Especially in liberal town, liberals in particular I have observed really don’t like change.  Admittedly, when a new building does go up, it changes the character of the street and it breaks habits and maybe interrupts tradition.  Sometimes the local watering hole is gone.  And if you have the wrong developer, the style can be different.  (Many architects drive that issue, however, as they wish to win an award with a building that stands out rather than one that fits in.)  There’s also that short-term change of identity of the neighborhood until a new identity takes hold through new habits being built.


And why don’t developers listen to all these people?  First, because there simply are too many divergent opinions, and second, developers are constantly being told ‘no’.  No this, no that.  You can’t do this, you can’t do that.  It’s No from neighbors, No from the city, No from lenders, No from the DNR, No from the county, no no no.  As a result, developers are trained by the public and government to ignore the word ‘no’.  I used to explain to my staff that when dealing with the city of Madison, ‘no’ means ‘maybe’ and ‘maybe’ means ‘yes’, and you’ll never receive a ‘yes’.

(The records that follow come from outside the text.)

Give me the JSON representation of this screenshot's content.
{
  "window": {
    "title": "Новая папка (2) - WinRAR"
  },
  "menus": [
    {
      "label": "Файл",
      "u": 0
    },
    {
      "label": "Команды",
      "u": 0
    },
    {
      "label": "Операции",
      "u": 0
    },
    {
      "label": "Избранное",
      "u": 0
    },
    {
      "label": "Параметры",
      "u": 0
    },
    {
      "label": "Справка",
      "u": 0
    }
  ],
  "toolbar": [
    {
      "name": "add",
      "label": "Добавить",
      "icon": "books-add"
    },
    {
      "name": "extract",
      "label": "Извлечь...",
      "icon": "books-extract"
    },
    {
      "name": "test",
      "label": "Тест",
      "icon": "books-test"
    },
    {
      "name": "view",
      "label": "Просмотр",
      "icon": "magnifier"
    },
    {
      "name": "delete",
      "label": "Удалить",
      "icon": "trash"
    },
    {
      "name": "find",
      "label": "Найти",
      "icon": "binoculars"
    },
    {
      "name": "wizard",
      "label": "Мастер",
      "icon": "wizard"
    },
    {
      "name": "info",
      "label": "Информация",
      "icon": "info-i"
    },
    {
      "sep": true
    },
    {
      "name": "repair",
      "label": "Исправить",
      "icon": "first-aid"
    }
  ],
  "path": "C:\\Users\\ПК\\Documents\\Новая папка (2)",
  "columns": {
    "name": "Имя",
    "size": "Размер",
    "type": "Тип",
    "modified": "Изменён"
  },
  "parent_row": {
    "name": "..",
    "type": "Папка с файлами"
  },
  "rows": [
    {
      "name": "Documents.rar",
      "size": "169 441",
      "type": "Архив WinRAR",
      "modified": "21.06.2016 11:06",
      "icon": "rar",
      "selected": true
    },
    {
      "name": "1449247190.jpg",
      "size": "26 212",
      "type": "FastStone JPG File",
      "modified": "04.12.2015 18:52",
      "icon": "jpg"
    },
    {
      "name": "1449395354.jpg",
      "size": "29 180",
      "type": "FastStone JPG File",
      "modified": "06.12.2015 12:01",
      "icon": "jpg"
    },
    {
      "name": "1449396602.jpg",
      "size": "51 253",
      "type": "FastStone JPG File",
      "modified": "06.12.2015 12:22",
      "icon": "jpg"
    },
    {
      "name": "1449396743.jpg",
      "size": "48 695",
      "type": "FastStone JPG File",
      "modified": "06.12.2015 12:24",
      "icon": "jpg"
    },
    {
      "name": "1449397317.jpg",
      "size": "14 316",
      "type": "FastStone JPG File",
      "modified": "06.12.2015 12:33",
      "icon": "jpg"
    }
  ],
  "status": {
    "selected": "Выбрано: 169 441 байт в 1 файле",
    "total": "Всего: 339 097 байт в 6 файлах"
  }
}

I don’t think people can imagine what it is like to go to a neighborhood meeting and have 50 to 100 people attack you when you believe that you are there to improve the neighborhood.  Many of these meetings can get quite nasty so developers naturally put up an aggressive offense as a safety mechanism.


Developers are also frequently interlopers – and may not be part of the community, and admittedly, when a developer is from the outside, they do tend to be a bull in the china shop.  They tend to ignore the locals because the consequences to non-local developers are little – outside developers can do what they want and not worry about what others think because they will be leaving town afterwards.  Contrast that with local developers who live in the community and care about their reputation and about what their friends and neighbors think.


Ignorance, Egotistical, and One Dimensional –  Yes, developers tend to ignore others because they got where they are by listening to themselves – and not listening to anyone else.  And many of them are egotistical because they have achieved much in their lives.  And there’s the one-dimensional aspect too – developers are solely focused on one thing – getting that project off the ground, which causes them to put all other  priorities in second place.  And for us, you have to be an eternal optimist to be in this business, and you have to be able to get out of bed in the morning and tell yourself that in spite of all the negative nannies and roadblocks, you can do this – you can achieve the impossible.  Negative people didn’t built this country; positive can-do risk-takers did.


There is one thing that admittedly gives developers a bad name is those developers who bring in cookie-cutter buildings – taking plans used in another location and re-using them here.  Architects all tend to trend together, and that’s not fair to the local community.  Each community is unique and deserves a unique plan tailored to its own needs.


In contrast though, in many cases cities force developers into specific narrow designs, limiting creativity.  Some cities, like Madison, even try to force market issues like requiring first floor retail in an area where retail is not leasing or there’s little consumer traffic.


So the bottom line is – let’s face it, people hate developers so we don’t even try to be liked anymore.  And when you grow up like I did, the tenth of eleven children where if you didn’t defend yourself, you didn’t eat, we tend to develop a hard outer shell.  But that’s not to say that we can’t be reasoned with.  The most difficult opponent to overcome is that pleasant, soft spoken, persistent person who wins us over with kindness; who is willing to compromise and isn’t trying to stop the project, but rather is just trying to address a couple of specific concerns.  Who doesn’t want to help her?



Up Against the Wall is a monthly column written by Terrence Wall and reflects his views and opinions, and do not necessarily reflect the views of the Middleton Times.